It is too early to gauge the full economic and trade effects of the coronavirus outbreak, however, a number of global agencies have come out with their estimates of the likely damage to international trade and various economies across the globe.
As the World Health Organisation scrambles for a cure to the Coronavirus, a further crisis is simmering: The global dependence on China for the production of key ingredients in the global supply chain for antibiotics, diabetes drugs, painkillers and also many electronic components for medical devices.
The week ahead may be pivotal for investors and businesses monitoring the deadly coronavirus outbreak — including Irish companies whose supply chains stretch into China — as they scramble to understand whether the economic fallout will be long-lasting.
A mother, whose 11-year old son died in violent circumstances after they had just emerged from a period of homelessness, has dedicated herself to helping others who are struggling with the loss of a child or living without a home of their own.

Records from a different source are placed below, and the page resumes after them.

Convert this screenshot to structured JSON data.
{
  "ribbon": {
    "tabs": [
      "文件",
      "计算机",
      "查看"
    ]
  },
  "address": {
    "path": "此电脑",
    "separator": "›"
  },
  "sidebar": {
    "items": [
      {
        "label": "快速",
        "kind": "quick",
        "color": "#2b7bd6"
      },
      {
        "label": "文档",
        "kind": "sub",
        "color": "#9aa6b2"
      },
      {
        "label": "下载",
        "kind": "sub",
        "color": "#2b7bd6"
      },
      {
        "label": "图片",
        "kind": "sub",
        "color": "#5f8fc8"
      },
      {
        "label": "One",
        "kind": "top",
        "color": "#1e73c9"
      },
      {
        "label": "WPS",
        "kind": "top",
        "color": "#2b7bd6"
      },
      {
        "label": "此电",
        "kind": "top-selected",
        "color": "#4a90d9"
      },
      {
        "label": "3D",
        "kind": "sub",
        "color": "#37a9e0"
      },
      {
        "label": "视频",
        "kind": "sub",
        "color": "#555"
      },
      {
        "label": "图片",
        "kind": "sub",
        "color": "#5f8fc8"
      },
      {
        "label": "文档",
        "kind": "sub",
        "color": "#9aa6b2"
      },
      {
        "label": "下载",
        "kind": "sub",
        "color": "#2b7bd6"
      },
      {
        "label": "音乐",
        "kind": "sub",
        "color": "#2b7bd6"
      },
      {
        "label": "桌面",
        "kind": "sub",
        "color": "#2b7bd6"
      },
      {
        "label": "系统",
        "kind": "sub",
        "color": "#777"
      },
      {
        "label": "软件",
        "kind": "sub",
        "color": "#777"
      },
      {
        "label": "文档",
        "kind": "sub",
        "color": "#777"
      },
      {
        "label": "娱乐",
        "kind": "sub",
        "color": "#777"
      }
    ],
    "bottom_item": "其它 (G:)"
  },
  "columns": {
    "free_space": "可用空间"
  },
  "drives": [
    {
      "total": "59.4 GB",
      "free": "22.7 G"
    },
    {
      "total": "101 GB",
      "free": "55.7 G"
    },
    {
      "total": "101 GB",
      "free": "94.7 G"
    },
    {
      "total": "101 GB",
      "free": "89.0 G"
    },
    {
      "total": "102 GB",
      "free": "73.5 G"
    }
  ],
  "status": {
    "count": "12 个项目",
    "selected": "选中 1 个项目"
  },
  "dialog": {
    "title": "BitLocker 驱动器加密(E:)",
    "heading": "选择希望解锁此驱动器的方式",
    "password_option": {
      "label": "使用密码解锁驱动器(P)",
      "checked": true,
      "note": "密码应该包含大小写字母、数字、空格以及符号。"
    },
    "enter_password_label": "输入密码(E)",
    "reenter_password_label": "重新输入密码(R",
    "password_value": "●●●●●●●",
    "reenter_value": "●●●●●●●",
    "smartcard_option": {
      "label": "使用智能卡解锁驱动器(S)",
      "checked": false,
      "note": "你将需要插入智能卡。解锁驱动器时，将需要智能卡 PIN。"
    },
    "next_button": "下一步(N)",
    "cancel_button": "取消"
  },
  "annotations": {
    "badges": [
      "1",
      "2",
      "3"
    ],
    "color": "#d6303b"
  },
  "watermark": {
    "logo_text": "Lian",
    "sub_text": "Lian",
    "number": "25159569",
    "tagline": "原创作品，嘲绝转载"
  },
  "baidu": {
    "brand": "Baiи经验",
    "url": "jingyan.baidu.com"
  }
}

There has been a marked swing in business sentiment with regard to the UK market. Many believe, like Patrick Coveney, the chief executive of Greencore, that political certainty and stability is slowly returning despite the looming UK general election on December 12.
The decisions by the Swiss pharmaceutical giant Novartis to shed 320 of the 550 jobs at its Cork campus over the next three years and by Koch Industries to close its Molex manufacturing facility in Shannon, with the loss of 500 jobs, may be the tip of the manufacturing industry closures’ iceberg in Ireland.
Ireland’s world-beating ploughmen Eamonn Tracey from Carlow and John Whelan from Wexford will between them bid for their 13th top-two-in-the-world performances, after winning their national test matches at Carlow last week.
Meeting up with Phil Hogan in Dublin in recent days, there was clearly an awareness of the importance and challenges his new portfolio of EU Trade Commissioner carried, not least because of the tense time in Brexit negotiations, but also because of the instability and tension in global trade.
Prime Minister Boris Johnson’s latest gambit to prevent any close scrutiny of his Brexit strategy by the British parliament, by closing down the shop for five weeks, should not blind either the EU or Irish negotiators to the enormity of trade disruption that will arise from a hard exit of the UK at the end of October.
Irish shares and Government bond yields fell today as a political manoeuvre by UK prime minister Boris Johnson was seen as boosting the chances of a crash-out Brexit at Halloween and an early British election.
While pessimism grows that the UK will remain stuck on the 'backstop' and Halloween will bring our worst nightmare of a crash out of the EU, there is reason for optimism that in these turbulent times there is a silver lining for Ireland ‘s traders.
The withdrawal of the transatlantic air service from Cork is disappointing, but hardly surprising. How can airport management persuade airlines to provide transatlantic services when the runway is too short for take-off of long-haul aircraft?
We are on the cusp of a revolution in consumer tastes, which will rock the agri-food industry to its core, regardless of the Climate Change Advisory committee recommendations for a substantial reduction in the cattle herd to meet Ireland’s 2030 greenhouse gas emissions targets.
The start of any European Commission brings with it a sense of hope, a sense of new beginnings and new possibilities and a feeling curiosity in the face of the unknown personalities taking up the lead roles for the 27 countries of Europe.
The Vietnam free trade deal signed two days after the EU Mercosur agreement, to much less fanfare, has substantial opportunities for Ireland's exporters and - in particular - the farming sector, who look set to lose some market under the former deal.
Apple has joined Dell, Microsoft, HP and Intel in opposing US President Donald Trump’s proposed tariffs on laptop computers and tablets among the $300bn (€268bn) in Chinese goods targeted for a 25% tariff increase on July 2 when the consultation period for public comment ends.
The visit of US President Donald Trump to Shannon last week may have improved his chances of re-election next year, as he and his sons made the most of the welcome in Doonbeg to flaunt the Irish connection and appeal to the 30 million Irish-Americans back home.
The vast majority of building materials used in the Irish construction sector are either sourced in the UK or enter Ireland through international distributors in Britain and represent a major risk for the industry, according to executives at the National Construction Summit in Citywest last week.
The loss of almost 500 jobs at Canadian company Bombardier in Belfast will have a disproportionately hard effect on the North’s economy. It will also show up its over-reliance on public service employment at a time of great stress over the Brexit talks, say experts.
On Friday the US and Canada resolved enough differences to trigger a statement from US president Donald Trump to Congress that he intends to keep Canada as part of the new North American Free Trade Agreement (Nafta), setting in motion a 90-day clock for the parties to sign the agreement, writes John Whelan.